▶

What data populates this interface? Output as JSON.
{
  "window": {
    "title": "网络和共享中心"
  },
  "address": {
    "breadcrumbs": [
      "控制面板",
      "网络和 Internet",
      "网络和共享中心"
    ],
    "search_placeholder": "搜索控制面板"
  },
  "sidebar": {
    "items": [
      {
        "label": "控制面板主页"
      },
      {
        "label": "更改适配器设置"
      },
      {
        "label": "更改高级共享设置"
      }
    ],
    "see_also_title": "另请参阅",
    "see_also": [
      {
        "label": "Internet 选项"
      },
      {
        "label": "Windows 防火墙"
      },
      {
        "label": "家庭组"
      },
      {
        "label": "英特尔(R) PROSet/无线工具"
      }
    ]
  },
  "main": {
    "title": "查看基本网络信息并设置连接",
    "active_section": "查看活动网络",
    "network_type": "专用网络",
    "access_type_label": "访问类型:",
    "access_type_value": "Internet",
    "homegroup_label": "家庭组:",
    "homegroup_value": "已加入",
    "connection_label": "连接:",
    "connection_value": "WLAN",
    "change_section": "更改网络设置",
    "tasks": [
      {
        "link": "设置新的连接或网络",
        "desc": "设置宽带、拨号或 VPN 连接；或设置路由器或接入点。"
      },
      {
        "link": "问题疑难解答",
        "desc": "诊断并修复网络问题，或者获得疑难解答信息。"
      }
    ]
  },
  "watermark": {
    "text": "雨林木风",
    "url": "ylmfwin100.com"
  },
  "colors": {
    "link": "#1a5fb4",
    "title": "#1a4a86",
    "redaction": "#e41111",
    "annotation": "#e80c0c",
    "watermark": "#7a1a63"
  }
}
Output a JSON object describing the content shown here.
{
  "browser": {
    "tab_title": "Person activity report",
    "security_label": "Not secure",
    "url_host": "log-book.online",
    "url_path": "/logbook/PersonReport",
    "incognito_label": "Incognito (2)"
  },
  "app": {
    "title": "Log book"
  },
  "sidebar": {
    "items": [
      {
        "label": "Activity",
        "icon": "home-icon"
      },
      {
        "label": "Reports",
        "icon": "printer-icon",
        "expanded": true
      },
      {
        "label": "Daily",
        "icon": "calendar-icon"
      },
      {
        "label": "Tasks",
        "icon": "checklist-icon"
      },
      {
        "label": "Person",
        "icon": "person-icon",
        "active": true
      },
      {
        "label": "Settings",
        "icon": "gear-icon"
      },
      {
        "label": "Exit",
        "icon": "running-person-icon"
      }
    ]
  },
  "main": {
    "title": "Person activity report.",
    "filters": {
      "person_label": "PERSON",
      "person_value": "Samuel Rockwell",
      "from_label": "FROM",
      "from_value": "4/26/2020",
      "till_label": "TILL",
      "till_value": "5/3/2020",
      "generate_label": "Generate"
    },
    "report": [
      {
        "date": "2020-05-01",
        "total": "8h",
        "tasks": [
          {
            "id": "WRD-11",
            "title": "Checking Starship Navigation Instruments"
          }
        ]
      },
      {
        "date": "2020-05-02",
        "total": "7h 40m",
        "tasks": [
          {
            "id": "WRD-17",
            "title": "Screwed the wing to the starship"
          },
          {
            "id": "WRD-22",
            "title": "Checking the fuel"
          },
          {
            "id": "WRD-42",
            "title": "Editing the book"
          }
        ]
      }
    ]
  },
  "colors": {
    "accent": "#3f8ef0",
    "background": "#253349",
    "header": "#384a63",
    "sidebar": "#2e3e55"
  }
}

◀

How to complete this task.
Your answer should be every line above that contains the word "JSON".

Answer to the exercise.
What data populates this interface? Output as JSON.
Output a JSON object describing the content shown here.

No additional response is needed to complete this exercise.